The Potez 630 is the result
of a program of 1934 to equip the Air Force with a "Multiplan
Light" aircraft capable of fulfilling missions of Hunting Command,
Two-seater of escort and Two-seater fighter of Night. The Potez
630 competes with the Breguet 690, Romano 110, Loire-Nieuport
20, Hanriot 220.
The Potez 630's study deadlines
are rather short: the first prototype was manufactured in April
1935 and was completed in early 1936 with a first flight on April
25, 1936, to the hands of the Nicolle test pilots. The prototype
is powered by two Hispano-Suiza 14Hbs of 580ch. The aircraft is
well-born, and shows good flying qualities. Beginning August 1936,
it was transferred to Villacoublay to undergo some modifications.
The wooden bi-rudder is replaced by a metallic model, and it receives
a new landing gear. The manufacturer's tests end at the end of
November 1936, and the CEMA (Aircraft Testing Center) will accept
the aircraft at the end of December. The official test campaign
can begin. The original engine is replaced by Hispano-Suiza 14ab
02/03, then by HS14 Ab 10/11. After acceptance of the aircraft
by the Air Force, the first Potez 630 aircraft took the Air in
February 1938 and the first aircraft were delivered in units in
May 1938 (GCN III / 1 and GC II / 4) Where they will be used as

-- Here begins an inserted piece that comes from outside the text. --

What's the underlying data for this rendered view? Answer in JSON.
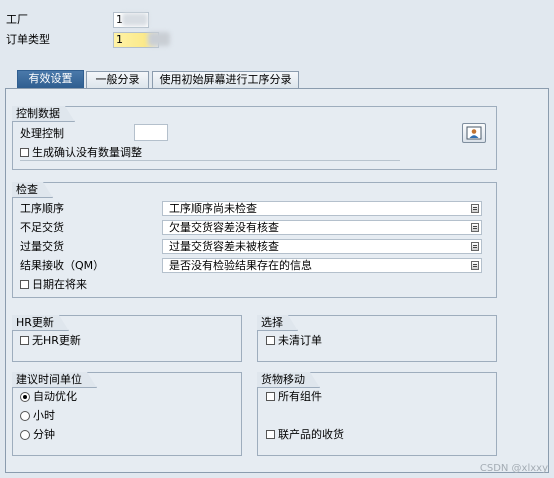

Fighter Controls, replacing advantageously the old Bloch MB200.
However, as a result of
recurring engine problems, the Potez 630s were removed from the
first lines as early as September 1939, and were then used as
training apparatus. They will be replaced gradually by the Potez
631, derived version equipped with engines Gnome Rhone GR 14 Mars
which had made its first flights in February 1937. The only visible
difference between the two models is the air intake located on
the top of the hood on the Potez 630, and below Potez 631. These
are delivered in units as of August 1938.
To note an interest of
the foreign countries for this aircraft, since Switzerland and
Yugoslavia each purchase two Potez 630s, while Potez 631 will
interest Yugoslavia and China, respectively, with 1 and 4 aircraft
The Potez 631 will essentially
equip the Night Fighter Squadron (ECN) and the ECMJ16 (Day Crew
Squadron), and the Air Force will yield some used Potez 631 to
Naval Aviation to equip its squadrons AC1 and AC2. In order to
reinforce its firepower, it was decided in March 1940 to equip
the Potez 631 with four additional 7.5mm machine guns under the
wings: but it was only in May that the first units were changed
into units. ..
At the beginning of the
conflict, 117 Potez 631 were in units. Apart from the missions
of fighting, some units equipped with Potez 631 were used to attack
the German armored columns, without great success and at the cost
of big losses.
During the campaigns of
the Campaign of France, the Potez 631 will be victim of its resemblance
to the Messerschmitt BF110. This led to tragic mistakes by the
DCA or the French Fighter. A Potez 631 will even be forced to
shoot down a D520, which despite the efforts of the pilot of Potez
to show his cockades, will make several attacks on the twin-engine.
The Potez 631 will finish
the campaign of France with a modest palmares of 17 Victories.
At the Armistice, most
of the Night Fighter Squadrons were dissolved (except the ECN
I / 13 and 4/13) and the few Potez 630 and 631 (6 and 64) survivors
during the dissolution of the Vichy Aviation In November 1942
will be sent to Romania, allied to Germany, to become training
aircraft or target tugs. Germany and Italy will also use some
aircraft captured as school aircraft.
The Potez 631 will have
been penalized throughout its career by its sub-motorization,
which will prevent it from effectively fulfilling the missions
for which it was planned.